Georgette Heyer’s novel Charity Girl, originally published in 1970, is the story of Ashley Carrington, Viscount Desford’s entanglement with Charity “Cherry” Steane.
Desford’s father wishes Desford, who is approaching thirty, had married family friend Henrietta Silverdale, known affectionately as Hetta, but Desford and Hetta insist, rather too much, that they were not in love. At a party where the Lady Bugle schemes to help her daughter catch the eligible Desford, Desford spots Cherry watching the party from upstairs. He learns through conversation that Cherry is a virtual Cinderella in the Bugle household.
The next day he sees her walking toward London with a suitcase, determined to run away from her Aunt Bugle. When Desford cannot persuade her to return to her aunt, he takes her to London to find her grandfather, the notoriously nasty Lord Nettlecombe, only to learn Nettlecombe is not in London. Desperate to help Cherry, Desford takes her to his friend Hetta, where the Silverdales take care of Cherry while Desford searches for Lord Nettlecombe. Tongues start wagging—why is Desford so interested in helping the girl? Can it be that he has fallen in love with a charity girl?
I have to confess myself disappointed with this novel. I know many consider one of Georgette Heyer’s strengths her facility with Regency slang, but I found much of it incomprehensible, even with my Kindle dictionary.
While the language does lend authenticity to the story, it did curtail my enjoyment. I think most readers will guess the ending by the end of the first chapter, which is not necessarily a bad thing, and the fun is in how the characters will figure out what they already know.
Desford spends much of the novel traipsing all over England trying to help locate Cherry’s grandfather. He’s a gentleman to be sure, but he went to an awful lot of trouble to help a girl he barely knows. Cherry is never fully fleshed out as a character. Somewhat dull and submissive, she never emerges as a likable character in the same way as smart, kind Hetta does.
However, Heyer’s most brilliantly drawn character is Cherry’s long-lost father, Wilfred Steane, who shows up late in the novel demanding Desford marry his disgraced daughter. The storyline moves mainly through dialogue, and while it wasn’t a long novel, I had a difficult time maintaining interest in the characters. However, it is a light story with a happy ending and authentic Regency period details for which Heyer is justly regarded.
Charity Girl, by Georgette Heyer
Trade paperback (282) pages

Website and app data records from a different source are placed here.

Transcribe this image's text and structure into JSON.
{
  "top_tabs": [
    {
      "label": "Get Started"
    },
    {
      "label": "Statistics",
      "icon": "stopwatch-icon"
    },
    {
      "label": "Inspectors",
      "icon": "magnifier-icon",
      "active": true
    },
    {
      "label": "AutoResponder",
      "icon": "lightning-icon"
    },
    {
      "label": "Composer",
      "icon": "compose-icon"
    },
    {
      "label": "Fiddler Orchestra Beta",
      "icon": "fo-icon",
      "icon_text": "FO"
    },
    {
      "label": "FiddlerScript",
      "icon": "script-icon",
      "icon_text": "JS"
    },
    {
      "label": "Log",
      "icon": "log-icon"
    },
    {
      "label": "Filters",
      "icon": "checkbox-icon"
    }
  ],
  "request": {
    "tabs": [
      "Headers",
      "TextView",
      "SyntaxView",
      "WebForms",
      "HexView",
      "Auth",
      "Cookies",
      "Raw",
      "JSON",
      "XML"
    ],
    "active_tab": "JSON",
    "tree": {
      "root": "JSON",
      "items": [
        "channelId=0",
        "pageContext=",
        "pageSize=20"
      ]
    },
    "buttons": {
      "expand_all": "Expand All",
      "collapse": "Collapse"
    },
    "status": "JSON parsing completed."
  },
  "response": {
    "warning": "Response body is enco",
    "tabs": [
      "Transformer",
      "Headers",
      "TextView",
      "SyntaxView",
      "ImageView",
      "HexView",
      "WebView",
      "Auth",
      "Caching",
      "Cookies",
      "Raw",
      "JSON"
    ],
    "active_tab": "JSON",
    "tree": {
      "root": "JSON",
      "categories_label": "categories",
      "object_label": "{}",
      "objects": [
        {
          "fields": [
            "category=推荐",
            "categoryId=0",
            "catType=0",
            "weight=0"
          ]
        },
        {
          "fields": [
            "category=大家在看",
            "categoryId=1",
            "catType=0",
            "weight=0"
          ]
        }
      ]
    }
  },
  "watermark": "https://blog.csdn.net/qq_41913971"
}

Dana Huff teaches high school English and is currently a grad student in Instructional Technology at Virginia Tech. She lives in the Atlanta, Georgia area with her husband Steve and their three children. She started her blog, Much Madness is Divinest Sense, in 2004, and began focusing the blog’s content on books, reading, and book reviews in February, 2008. She also writes about education at huffenglish.com and genealogy at Our Family History. You can also follow her on Twitter as danamhuff.